As a guinea pig for adult-use cannabis legalization, Colorado is often a target for prohibitionists trying to magnify what they consider shortcomings of the first state-legal market.
Two key arguments repeated by lawmakers voting against reform efforts include their concerns about how legalization might impact youth as well as the possible increase of impaired drivers on their state roadways.
In Minnesota, where House members discussed an adult-use bill for roughly five hours in May, before it passed via a 72-61 vote, Republican Rep. Glenn Gruenhagen took aim at Colorado in his efforts to deter passage of House File 600. While H.F. 600 did clear the House, it did not make its way through the Senate.
“Since recreational marijuana was legalized [in Colorado], traffic deaths in drivers which tested positive for marijuana increased 135 percent while all other traffic deaths increased 24 percent,” he said. “So, one of the members said, ‘This doesn’t cause death.’ Well, it does with increased traffic death.”
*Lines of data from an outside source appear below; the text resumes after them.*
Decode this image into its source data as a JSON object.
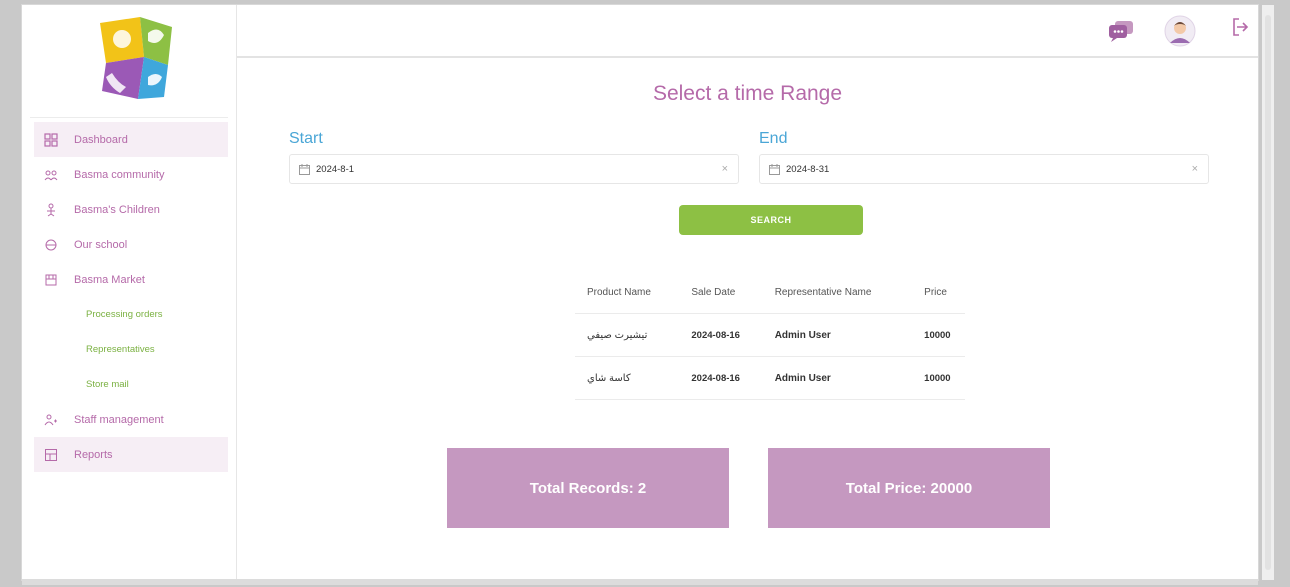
{
  "sidebar": {
    "items": [
      {
        "label": "Dashboard",
        "icon": "grid-icon"
      },
      {
        "label": "Basma community",
        "icon": "community-icon"
      },
      {
        "label": "Basma's Children",
        "icon": "children-icon"
      },
      {
        "label": "Our school",
        "icon": "school-icon"
      },
      {
        "label": "Basma Market",
        "icon": "market-icon"
      }
    ],
    "market_sub": [
      "Processing orders",
      "Representatives",
      "Store mail"
    ],
    "items_bottom": [
      {
        "label": "Staff management",
        "icon": "staff-icon"
      },
      {
        "label": "Reports",
        "icon": "reports-icon"
      }
    ]
  },
  "header": {
    "icons": [
      "chat-icon",
      "avatar-icon",
      "logout-icon"
    ]
  },
  "main": {
    "title": "Select a time Range",
    "start_label": "Start",
    "end_label": "End",
    "start_value": "2024-8-1",
    "end_value": "2024-8-31",
    "clear_symbol": "×",
    "search_label": "SEARCH"
  },
  "table": {
    "headers": [
      "Product Name",
      "Sale Date",
      "Representative Name",
      "Price"
    ],
    "rows": [
      {
        "product": "تيشيرت صيفي",
        "date": "2024-08-16",
        "rep": "Admin User",
        "price": "10000"
      },
      {
        "product": "كاسة شاي",
        "date": "2024-08-16",
        "rep": "Admin User",
        "price": "10000"
      }
    ]
  },
  "stats": {
    "total_records": "Total Records: 2",
    "total_price": "Total Price: 20000"
  },
  "colors": {
    "accent": "#b56aa9",
    "blue": "#4aa6d6",
    "green": "#8dc044",
    "stat_bg": "#c598c0"
  }
}
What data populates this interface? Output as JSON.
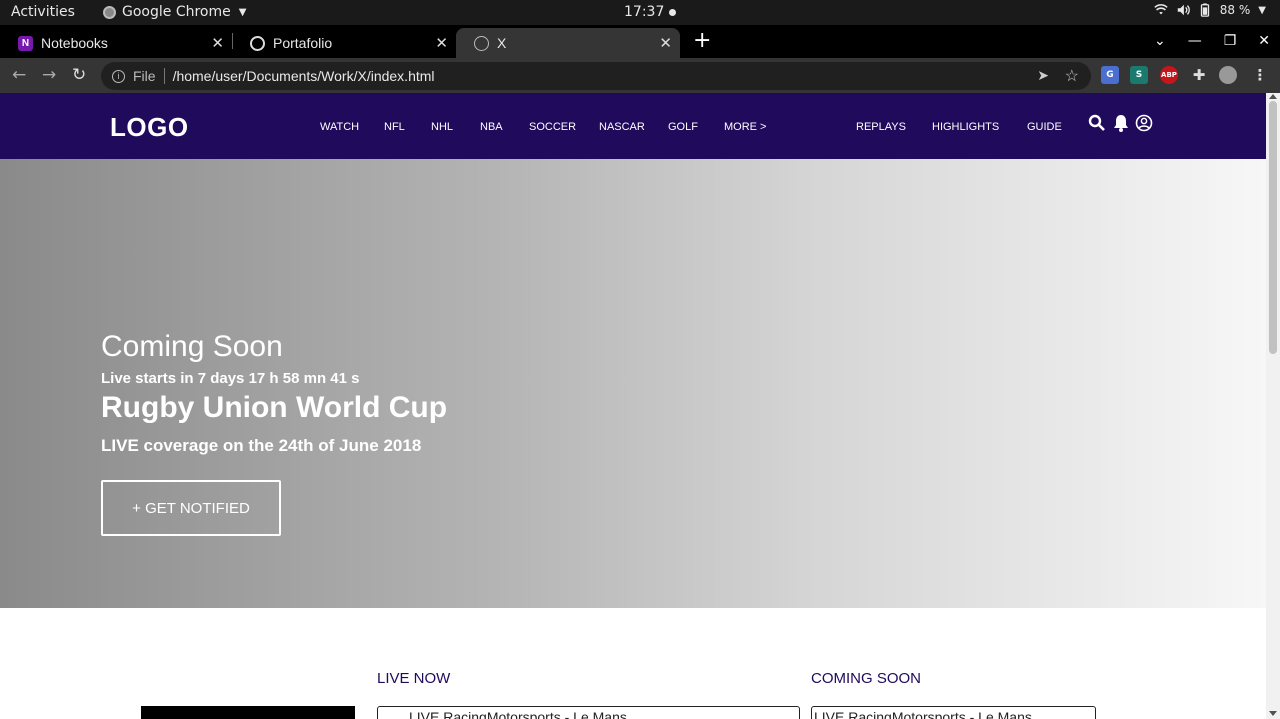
{
  "os_bar": {
    "activities": "Activities",
    "app_name": "Google Chrome",
    "clock": "17:37",
    "battery": "88 %"
  },
  "browser": {
    "tabs": [
      {
        "title": "Notebooks",
        "favicon": "onenote-icon"
      },
      {
        "title": "Portafolio",
        "favicon": "globe-icon"
      },
      {
        "title": "X",
        "favicon": "globe-icon",
        "active": true
      }
    ],
    "address": {
      "scheme_label": "File",
      "url": "/home/user/Documents/Work/X/index.html"
    },
    "extensions": [
      {
        "name": "translate-extension-icon",
        "label": "G",
        "color": "#4a6fd1"
      },
      {
        "name": "s-extension-icon",
        "label": "S",
        "color": "#1a7a6e"
      },
      {
        "name": "adblock-plus-icon",
        "label": "ABP",
        "color": "#c4161c"
      },
      {
        "name": "puzzle-extensions-icon",
        "label": "",
        "color": "#353535"
      }
    ]
  },
  "site": {
    "logo": "LOGO",
    "nav_left": [
      "WATCH",
      "NFL",
      "NHL",
      "NBA",
      "SOCCER",
      "NASCAR",
      "GOLF",
      "MORE >"
    ],
    "nav_right": [
      "REPLAYS",
      "HIGHLIGHTS",
      "GUIDE"
    ],
    "accent_color": "#200a5c"
  },
  "hero": {
    "status": "Coming Soon",
    "countdown": "Live starts in 7 days 17 h 58 mn 41 s",
    "event_title": "Rugby Union World Cup",
    "coverage": "LIVE coverage on the 24th of June 2018",
    "notify_button": "+ GET NOTIFIED"
  },
  "sections": {
    "live_now": {
      "title": "LIVE NOW",
      "first_item": "LIVE RacingMotorsports - Le Mans"
    },
    "coming_soon": {
      "title": "COMING SOON",
      "first_item": "LIVE RacingMotorsports - Le Mans"
    }
  }
}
Gruenhagen went on and said, “One other finding is that marijuana use ages 12 and older increased 30% and is 76% higher than the national average, currently ranking third in the nation in Colorado.”
Lawmakers who oppose adult-use legalization in other